“This is my first election, so I couldn’t tell you what turnout is going to be,” Nunn said. “I have no idea what to expect. I would love to have everybody voting, but, most of all, I’d like to have a higher turnout than we’ve had in the past.”
Nunn believes this year’s election will draw bigger crowds due to the presidential primary.
Nunn said that most voters not included in the county voting list are not registered.
“People can still register to vote,” Nunn said.
Some, however, are registered and have not shown up on the list due to an inactive status, which could be due to a lack of required information, and will need to seek clarity with local elections officials.
For the first time, county elections will utilize tablets in place of handwritten voters lists.
“When you show your ID, your driver’s license for example, there will be an instrument there to read the license and will pull up your information on the pad,” Nunn said. “It should be quicker and easier. From what we have heard from the other counties that are using it, it moves quicker, it’s much easier, the polling officials love it and it’s less time consuming.

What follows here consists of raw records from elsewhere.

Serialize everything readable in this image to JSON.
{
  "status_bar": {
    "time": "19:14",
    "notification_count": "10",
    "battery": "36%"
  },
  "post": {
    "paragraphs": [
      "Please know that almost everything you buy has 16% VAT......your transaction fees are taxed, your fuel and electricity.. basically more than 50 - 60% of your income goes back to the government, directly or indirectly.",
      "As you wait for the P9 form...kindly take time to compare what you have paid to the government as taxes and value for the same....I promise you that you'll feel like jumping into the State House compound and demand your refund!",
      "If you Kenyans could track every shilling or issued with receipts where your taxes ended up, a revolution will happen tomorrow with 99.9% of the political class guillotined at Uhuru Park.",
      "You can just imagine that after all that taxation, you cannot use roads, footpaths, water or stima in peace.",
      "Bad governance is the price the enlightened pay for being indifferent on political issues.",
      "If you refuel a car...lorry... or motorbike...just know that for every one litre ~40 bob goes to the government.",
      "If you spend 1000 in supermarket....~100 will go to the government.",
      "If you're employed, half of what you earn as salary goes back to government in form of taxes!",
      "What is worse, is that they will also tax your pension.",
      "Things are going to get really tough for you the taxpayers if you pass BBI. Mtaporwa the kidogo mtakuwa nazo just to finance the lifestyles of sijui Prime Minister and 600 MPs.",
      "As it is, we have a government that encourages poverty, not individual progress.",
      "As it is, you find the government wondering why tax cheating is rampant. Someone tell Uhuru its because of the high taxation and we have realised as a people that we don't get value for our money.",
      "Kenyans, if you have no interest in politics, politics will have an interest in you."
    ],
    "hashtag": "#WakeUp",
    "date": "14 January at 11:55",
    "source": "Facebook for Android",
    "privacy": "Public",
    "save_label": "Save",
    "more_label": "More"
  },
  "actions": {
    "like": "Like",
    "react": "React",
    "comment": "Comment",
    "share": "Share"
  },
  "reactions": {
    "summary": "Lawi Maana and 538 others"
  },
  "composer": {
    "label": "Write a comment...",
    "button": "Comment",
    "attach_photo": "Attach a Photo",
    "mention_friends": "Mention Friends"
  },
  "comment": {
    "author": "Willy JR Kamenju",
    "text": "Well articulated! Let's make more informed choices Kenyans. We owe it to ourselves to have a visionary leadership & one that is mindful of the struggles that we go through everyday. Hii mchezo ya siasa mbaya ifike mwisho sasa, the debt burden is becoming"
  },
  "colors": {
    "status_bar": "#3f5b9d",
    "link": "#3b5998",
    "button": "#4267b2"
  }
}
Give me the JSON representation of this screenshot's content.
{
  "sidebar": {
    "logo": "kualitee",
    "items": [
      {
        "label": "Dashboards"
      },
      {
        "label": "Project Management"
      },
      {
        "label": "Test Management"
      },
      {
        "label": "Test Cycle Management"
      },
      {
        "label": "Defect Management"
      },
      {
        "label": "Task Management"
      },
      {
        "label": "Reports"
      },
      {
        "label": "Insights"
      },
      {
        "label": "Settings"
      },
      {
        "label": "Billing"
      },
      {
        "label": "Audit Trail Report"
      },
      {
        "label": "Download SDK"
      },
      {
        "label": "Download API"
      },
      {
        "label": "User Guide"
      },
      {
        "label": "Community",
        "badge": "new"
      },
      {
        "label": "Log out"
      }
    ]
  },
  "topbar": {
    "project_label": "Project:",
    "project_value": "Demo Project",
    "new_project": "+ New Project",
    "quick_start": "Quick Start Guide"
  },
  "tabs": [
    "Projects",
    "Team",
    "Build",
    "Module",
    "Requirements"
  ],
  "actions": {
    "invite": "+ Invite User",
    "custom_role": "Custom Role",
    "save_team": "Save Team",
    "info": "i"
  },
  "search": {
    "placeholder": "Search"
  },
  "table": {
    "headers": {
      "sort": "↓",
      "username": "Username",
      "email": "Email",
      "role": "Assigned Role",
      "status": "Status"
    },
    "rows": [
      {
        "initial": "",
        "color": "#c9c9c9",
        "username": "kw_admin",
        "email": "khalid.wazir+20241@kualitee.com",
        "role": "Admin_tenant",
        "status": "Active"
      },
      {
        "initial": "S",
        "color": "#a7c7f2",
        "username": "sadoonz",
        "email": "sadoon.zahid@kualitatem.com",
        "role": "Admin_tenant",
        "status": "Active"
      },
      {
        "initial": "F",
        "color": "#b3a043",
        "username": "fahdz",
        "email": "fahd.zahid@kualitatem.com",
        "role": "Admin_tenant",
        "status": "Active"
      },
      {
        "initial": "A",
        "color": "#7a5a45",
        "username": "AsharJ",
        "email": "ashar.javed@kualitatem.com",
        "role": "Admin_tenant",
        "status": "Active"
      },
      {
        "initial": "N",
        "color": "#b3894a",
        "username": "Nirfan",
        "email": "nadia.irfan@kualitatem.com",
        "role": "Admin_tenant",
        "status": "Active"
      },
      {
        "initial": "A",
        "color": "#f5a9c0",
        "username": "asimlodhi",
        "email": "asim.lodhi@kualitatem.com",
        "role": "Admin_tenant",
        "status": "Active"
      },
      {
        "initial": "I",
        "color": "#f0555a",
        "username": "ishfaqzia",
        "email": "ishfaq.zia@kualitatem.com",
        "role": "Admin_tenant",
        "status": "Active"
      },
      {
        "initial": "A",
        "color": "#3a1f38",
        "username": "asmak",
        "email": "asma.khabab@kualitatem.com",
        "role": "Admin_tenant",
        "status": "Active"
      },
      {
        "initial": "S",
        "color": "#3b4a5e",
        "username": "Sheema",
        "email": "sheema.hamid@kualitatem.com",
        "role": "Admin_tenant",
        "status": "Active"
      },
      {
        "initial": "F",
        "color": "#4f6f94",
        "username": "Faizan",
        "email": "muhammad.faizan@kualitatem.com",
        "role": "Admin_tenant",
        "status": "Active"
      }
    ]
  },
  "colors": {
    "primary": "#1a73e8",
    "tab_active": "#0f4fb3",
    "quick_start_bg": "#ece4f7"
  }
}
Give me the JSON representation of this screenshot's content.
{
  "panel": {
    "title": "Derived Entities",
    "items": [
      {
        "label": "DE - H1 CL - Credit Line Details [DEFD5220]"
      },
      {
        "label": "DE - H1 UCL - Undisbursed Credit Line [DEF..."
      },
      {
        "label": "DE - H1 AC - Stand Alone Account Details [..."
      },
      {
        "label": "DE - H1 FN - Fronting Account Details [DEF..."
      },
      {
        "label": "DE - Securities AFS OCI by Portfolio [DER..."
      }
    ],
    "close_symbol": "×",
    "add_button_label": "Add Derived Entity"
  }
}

It’s also very accurate.”
Additionally, because the new National Guard armory on U.S. Hwy. 80 W is being renovated, voters who normally cast ballots there will go across the street to Joy Baptist Church, which will be used during both the primary and general elections, as well as a possible runoff.
For the first time, the runoff election, which is slated for March 31, will be held in the same month as the primary.
“In the past, it has been six weeks between the primary and the runoff,” Nunn said. “But now it has been reduced to four weeks. So this is the first time that you’ll have the primary and the runoff in the same month.”
Voting machines will be tested at noon on Feb. 27 at the Dallas County Courthouse and Nunn said the public is welcome to attend.
While this will be Nunn’s first countywide election, he is leaning on his experience as Selma City Attorney, which had him overseeing city elections alongside the mayor and city clerk, to get through it.
“Compared with my experience with the city, working hand-in-hand with our city clerk and the mayor putting elections on in the city, it’s a little more work, it’s a little more advanced,” Nunn said, noting that now he has to correspond with the Alabama Secretary of State’s office. “There’s a lot of moving parts when you’re dealing with a countywide election.”
The March 3 primary will feature candidates for Dallas County Commission seats, Dallas County Tax Collector, Dallas County Tax Assessor and various county constables.
“We’re expecting a great turnout and I’m hoping this will be one of the best elections we’ve had,” Nunn said. “We’re trying to prevent as much chaos and confusion as possible on Election Day. We want to make this a good Election Day for the people in Dallas County. I just hope people come out and vote.”